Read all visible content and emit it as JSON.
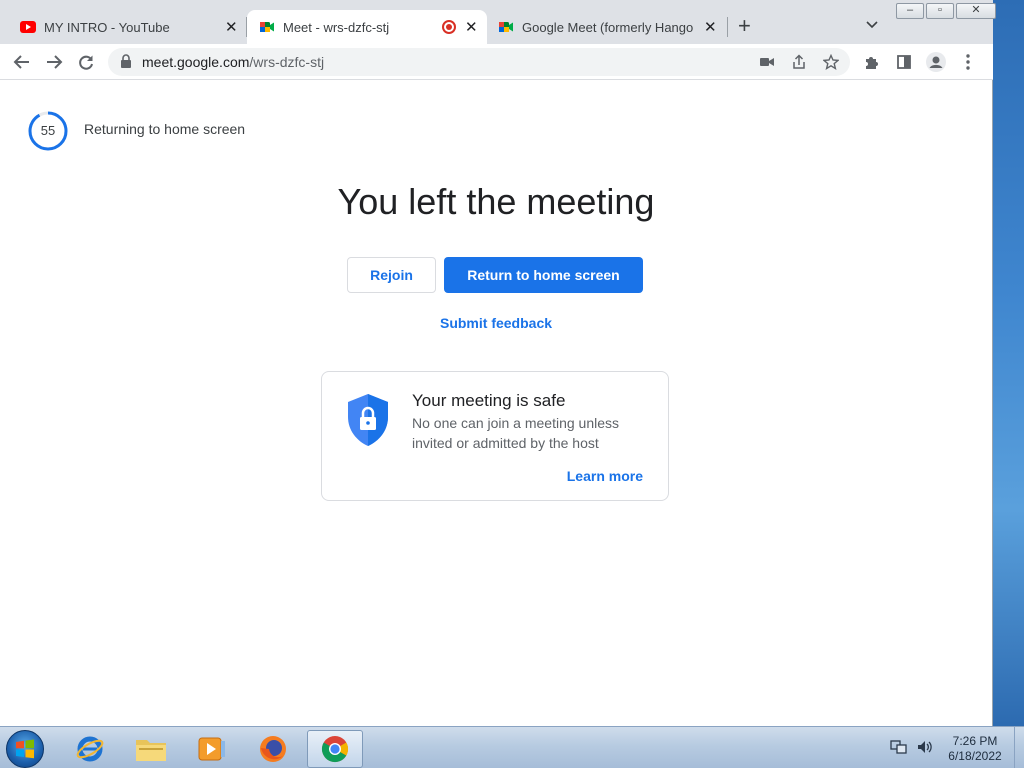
{
  "tabs": [
    {
      "title": "MY INTRO - YouTube",
      "favicon": "youtube-icon",
      "active": false
    },
    {
      "title": "Meet - wrs-dzfc-stj",
      "favicon": "google-meet-icon",
      "active": true,
      "recording": true
    },
    {
      "title": "Google Meet (formerly Hangouts",
      "favicon": "google-meet-icon",
      "active": false
    }
  ],
  "toolbar": {
    "url_host": "meet.google.com",
    "url_path": "/wrs-dzfc-stj"
  },
  "page": {
    "countdown": "55",
    "countdown_fraction": 0.92,
    "countdown_label": "Returning to home screen",
    "heading": "You left the meeting",
    "rejoin_label": "Rejoin",
    "return_label": "Return to home screen",
    "feedback_label": "Submit feedback",
    "safe_title": "Your meeting is safe",
    "safe_body": "No one can join a meeting unless invited or admitted by the host",
    "learn_more": "Learn more"
  },
  "taskbar": {
    "apps": [
      "internet-explorer-icon",
      "file-explorer-icon",
      "media-player-icon",
      "firefox-icon",
      "chrome-icon"
    ],
    "time": "7:26 PM",
    "date": "6/18/2022"
  },
  "colors": {
    "accent": "#1a73e8",
    "tabstrip": "#dee1e6"
  }
}
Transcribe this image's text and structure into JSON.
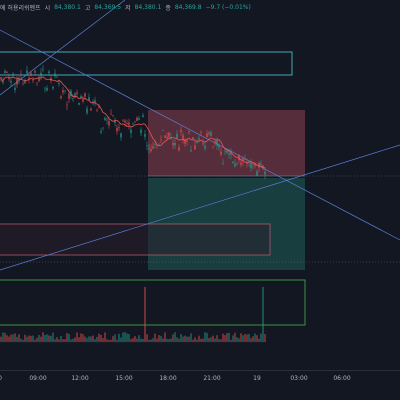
{
  "header": {
    "symbol_suffix": "에 허용리쉬멘프",
    "open_label": "시",
    "open_value": "84,380.1",
    "high_label": "고",
    "high_value": "84,369.5",
    "low_label": "저",
    "low_value": "84,380.1",
    "close_label": "종",
    "close_value": "84,369.8",
    "change": "−9.7 (−0.01%)"
  },
  "time_axis": {
    "labels": [
      "0",
      "09:00",
      "12:00",
      "15:00",
      "18:00",
      "21:00",
      "19",
      "03:00",
      "06:00"
    ]
  },
  "colors": {
    "background": "#131722",
    "up": "#26a69a",
    "down": "#ef5350",
    "ma_line": "#ef5350",
    "trendline": "#5b7fd6",
    "box_blue": "#4dd0e1",
    "box_red": "#b2566c",
    "box_green": "#4caf50",
    "long_position_red": "#a84a5a",
    "long_position_green": "#1f5f5a"
  }
}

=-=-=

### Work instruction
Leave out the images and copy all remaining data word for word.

### Result
Read all visible content and emit it as JSON.
{
  "tabs": [
    {
      "title": "MY INTRO - YouTube",
      "favicon": "youtube-icon",
      "active": false
    },
    {
      "title": "Meet - wrs-dzfc-stj",
      "favicon": "google-meet-icon",
      "active": true,
      "recording": true
    },
    {
      "title": "Google Meet (formerly Hangouts",
      "favicon": "google-meet-icon",
      "active": false
    }
  ],
  "toolbar": {
    "url_host": "meet.google.com",
    "url_path": "/wrs-dzfc-stj"
  },
  "page": {
    "countdown": "55",
    "countdown_fraction": 0.92,
    "countdown_label": "Returning to home screen",
    "heading": "You left the meeting",
    "rejoin_label": "Rejoin",
    "return_label": "Return to home screen",
    "feedback_label": "Submit feedback",
    "safe_title": "Your meeting is safe",
    "safe_body": "No one can join a meeting unless invited or admitted by the host",
    "learn_more": "Learn more"
  },
  "taskbar": {
    "apps": [
      "internet-explorer-icon",
      "file-explorer-icon",
      "media-player-icon",
      "firefox-icon",
      "chrome-icon"
    ],
    "time": "7:26 PM",
    "date": "6/18/2022"
  },
  "colors": {
    "accent": "#1a73e8",
    "tabstrip": "#dee1e6"
  }
}
Transcribe this image's text and structure into JSON.
{
  "header": {
    "symbol_suffix": "에 허용리쉬멘프",
    "open_label": "시",
    "open_value": "84,380.1",
    "high_label": "고",
    "high_value": "84,369.5",
    "low_label": "저",
    "low_value": "84,380.1",
    "close_label": "종",
    "close_value": "84,369.8",
    "change": "−9.7 (−0.01%)"
  },
  "time_axis": {
    "labels": [
      "0",
      "09:00",
      "12:00",
      "15:00",
      "18:00",
      "21:00",
      "19",
      "03:00",
      "06:00"
    ]
  },
  "colors": {
    "background": "#131722",
    "up": "#26a69a",
    "down": "#ef5350",
    "ma_line": "#ef5350",
    "trendline": "#5b7fd6",
    "box_blue": "#4dd0e1",
    "box_red": "#b2566c",
    "box_green": "#4caf50",
    "long_position_red": "#a84a5a",
    "long_position_green": "#1f5f5a"
  }
}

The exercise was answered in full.